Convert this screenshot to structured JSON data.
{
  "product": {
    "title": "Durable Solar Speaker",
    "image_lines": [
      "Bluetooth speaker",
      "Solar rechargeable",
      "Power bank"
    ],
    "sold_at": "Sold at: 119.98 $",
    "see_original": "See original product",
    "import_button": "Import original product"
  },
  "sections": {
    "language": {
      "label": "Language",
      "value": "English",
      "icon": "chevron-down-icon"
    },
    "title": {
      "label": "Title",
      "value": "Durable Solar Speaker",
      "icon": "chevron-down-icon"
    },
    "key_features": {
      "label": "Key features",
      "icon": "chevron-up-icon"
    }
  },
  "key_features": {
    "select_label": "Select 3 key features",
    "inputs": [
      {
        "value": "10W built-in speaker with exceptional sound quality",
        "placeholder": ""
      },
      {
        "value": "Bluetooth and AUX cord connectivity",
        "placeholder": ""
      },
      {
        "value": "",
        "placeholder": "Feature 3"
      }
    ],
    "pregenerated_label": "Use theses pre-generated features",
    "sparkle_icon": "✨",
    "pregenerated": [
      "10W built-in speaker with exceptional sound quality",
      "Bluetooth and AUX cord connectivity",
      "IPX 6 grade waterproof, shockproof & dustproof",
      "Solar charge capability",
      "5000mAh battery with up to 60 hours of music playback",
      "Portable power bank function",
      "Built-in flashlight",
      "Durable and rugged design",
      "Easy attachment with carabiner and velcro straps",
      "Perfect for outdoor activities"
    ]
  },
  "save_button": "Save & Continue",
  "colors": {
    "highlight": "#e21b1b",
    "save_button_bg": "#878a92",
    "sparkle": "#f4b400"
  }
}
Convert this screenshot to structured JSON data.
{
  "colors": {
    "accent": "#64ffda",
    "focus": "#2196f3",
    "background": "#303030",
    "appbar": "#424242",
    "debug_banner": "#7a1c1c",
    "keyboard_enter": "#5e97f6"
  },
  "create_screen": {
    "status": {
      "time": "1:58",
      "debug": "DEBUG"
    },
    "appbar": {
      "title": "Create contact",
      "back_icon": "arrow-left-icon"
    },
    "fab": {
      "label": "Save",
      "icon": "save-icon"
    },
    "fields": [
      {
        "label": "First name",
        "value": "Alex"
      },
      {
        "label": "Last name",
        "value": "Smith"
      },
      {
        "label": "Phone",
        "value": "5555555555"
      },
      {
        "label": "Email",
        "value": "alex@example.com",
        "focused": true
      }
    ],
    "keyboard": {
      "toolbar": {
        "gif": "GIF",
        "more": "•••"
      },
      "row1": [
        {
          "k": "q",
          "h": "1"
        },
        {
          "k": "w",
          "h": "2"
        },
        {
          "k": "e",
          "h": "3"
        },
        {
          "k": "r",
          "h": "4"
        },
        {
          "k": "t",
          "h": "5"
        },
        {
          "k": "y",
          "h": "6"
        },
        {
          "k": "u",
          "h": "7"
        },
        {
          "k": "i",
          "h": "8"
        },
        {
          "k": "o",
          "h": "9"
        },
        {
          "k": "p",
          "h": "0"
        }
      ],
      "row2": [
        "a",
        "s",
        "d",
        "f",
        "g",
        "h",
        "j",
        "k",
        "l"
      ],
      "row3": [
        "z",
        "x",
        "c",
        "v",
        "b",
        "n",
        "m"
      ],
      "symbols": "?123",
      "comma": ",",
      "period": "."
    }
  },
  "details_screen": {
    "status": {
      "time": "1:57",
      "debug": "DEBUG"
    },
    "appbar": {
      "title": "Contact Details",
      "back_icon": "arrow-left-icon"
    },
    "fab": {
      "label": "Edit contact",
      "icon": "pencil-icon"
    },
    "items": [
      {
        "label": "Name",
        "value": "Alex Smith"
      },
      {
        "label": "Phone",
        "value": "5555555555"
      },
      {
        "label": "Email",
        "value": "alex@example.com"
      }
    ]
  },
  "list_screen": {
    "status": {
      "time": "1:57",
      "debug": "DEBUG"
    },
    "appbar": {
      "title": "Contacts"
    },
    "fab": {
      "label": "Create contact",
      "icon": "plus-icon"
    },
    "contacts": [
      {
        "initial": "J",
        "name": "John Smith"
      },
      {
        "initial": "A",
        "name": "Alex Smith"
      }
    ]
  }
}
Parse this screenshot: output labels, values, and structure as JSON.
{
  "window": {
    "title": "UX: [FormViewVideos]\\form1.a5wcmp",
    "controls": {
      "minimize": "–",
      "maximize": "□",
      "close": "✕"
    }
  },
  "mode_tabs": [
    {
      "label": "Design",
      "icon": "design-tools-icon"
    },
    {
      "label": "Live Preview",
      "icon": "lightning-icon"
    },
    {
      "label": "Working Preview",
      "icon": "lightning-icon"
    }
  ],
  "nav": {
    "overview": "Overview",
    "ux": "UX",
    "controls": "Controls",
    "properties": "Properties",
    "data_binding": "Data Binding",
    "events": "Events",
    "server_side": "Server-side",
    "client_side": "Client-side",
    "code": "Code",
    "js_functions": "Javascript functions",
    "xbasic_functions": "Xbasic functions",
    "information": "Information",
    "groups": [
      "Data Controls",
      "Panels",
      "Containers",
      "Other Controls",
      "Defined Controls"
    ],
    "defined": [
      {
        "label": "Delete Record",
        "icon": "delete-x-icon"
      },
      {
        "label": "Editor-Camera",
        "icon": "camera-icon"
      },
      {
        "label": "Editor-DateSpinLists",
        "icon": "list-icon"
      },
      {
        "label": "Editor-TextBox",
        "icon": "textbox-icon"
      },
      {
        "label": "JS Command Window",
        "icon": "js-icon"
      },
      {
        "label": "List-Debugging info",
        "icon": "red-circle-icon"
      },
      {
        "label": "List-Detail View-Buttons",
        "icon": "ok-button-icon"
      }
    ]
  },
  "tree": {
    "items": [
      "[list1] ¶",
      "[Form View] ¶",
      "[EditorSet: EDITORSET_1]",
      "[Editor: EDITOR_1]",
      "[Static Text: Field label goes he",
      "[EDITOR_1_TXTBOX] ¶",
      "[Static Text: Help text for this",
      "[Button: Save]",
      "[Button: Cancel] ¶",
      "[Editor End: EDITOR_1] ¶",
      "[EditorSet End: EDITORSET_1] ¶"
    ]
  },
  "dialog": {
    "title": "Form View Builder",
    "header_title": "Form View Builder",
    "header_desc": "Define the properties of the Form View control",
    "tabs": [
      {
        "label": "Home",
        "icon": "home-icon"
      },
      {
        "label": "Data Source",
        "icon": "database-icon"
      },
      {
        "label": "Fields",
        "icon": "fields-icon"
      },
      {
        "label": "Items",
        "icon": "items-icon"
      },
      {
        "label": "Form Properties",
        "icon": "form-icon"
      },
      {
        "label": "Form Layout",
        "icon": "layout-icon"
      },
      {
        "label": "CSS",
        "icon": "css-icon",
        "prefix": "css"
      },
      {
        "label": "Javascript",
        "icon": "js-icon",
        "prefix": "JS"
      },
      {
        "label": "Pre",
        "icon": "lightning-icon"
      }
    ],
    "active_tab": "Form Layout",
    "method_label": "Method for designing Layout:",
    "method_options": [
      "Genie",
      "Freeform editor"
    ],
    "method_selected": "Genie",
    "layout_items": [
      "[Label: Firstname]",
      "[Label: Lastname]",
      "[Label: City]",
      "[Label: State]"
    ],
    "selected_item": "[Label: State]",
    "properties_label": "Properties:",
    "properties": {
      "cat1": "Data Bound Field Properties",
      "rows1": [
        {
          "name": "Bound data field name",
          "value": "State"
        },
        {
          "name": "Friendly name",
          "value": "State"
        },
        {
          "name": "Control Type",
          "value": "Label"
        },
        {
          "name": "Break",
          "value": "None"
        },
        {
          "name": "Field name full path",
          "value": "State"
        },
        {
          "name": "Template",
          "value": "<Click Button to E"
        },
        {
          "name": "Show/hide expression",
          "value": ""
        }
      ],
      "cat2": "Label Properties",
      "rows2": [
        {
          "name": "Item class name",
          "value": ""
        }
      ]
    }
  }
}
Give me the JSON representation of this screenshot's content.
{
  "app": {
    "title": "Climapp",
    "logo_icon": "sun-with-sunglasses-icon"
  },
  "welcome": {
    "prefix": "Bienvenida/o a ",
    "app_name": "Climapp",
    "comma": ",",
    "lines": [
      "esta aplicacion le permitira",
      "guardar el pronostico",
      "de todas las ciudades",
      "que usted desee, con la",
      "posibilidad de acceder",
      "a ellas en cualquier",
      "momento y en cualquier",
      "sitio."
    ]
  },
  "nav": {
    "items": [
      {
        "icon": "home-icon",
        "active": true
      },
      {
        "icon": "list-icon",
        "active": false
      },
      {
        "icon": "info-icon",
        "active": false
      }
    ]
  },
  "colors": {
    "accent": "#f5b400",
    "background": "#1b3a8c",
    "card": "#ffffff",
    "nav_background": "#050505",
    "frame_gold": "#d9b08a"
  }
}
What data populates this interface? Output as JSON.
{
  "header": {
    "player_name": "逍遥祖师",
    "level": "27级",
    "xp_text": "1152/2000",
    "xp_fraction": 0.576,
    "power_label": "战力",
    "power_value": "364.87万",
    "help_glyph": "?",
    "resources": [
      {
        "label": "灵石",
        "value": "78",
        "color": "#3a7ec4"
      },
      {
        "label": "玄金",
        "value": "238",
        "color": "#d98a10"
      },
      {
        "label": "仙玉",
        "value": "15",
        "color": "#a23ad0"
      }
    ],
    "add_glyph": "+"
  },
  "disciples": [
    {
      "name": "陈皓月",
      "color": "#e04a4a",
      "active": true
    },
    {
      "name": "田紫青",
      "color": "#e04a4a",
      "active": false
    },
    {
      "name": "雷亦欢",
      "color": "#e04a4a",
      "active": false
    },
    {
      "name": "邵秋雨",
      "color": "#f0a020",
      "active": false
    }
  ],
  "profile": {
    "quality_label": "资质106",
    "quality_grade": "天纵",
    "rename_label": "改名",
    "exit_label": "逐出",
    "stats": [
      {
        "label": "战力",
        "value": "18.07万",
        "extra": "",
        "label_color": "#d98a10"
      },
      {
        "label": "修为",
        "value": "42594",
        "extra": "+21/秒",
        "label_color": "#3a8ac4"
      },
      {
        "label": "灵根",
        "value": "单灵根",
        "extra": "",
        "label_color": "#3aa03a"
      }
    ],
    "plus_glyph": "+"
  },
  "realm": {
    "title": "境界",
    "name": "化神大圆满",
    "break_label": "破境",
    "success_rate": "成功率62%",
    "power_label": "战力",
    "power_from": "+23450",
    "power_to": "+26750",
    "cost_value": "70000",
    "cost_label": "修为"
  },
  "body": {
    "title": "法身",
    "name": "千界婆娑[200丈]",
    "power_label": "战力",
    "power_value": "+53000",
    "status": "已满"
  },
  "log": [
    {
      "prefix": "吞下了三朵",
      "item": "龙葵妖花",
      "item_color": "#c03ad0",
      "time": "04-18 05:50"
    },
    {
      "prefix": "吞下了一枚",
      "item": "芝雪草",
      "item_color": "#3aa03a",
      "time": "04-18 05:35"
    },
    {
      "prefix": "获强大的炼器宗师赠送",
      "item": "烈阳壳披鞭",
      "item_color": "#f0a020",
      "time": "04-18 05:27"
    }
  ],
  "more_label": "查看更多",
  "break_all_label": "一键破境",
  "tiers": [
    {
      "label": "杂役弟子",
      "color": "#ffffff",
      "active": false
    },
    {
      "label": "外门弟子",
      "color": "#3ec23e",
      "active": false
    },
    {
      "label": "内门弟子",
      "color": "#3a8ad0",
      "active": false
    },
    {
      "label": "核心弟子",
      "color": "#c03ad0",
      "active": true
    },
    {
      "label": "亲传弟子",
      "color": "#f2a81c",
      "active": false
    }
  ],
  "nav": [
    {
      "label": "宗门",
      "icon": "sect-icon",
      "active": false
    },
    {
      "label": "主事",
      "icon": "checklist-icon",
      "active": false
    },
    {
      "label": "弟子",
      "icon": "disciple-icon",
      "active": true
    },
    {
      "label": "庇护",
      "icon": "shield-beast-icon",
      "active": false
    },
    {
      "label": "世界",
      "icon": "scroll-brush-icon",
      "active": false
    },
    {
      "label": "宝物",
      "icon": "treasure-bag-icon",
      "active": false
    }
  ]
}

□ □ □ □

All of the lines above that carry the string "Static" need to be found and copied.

      "[Static Text: Field label goes he",
      "[Static Text: Help text for this",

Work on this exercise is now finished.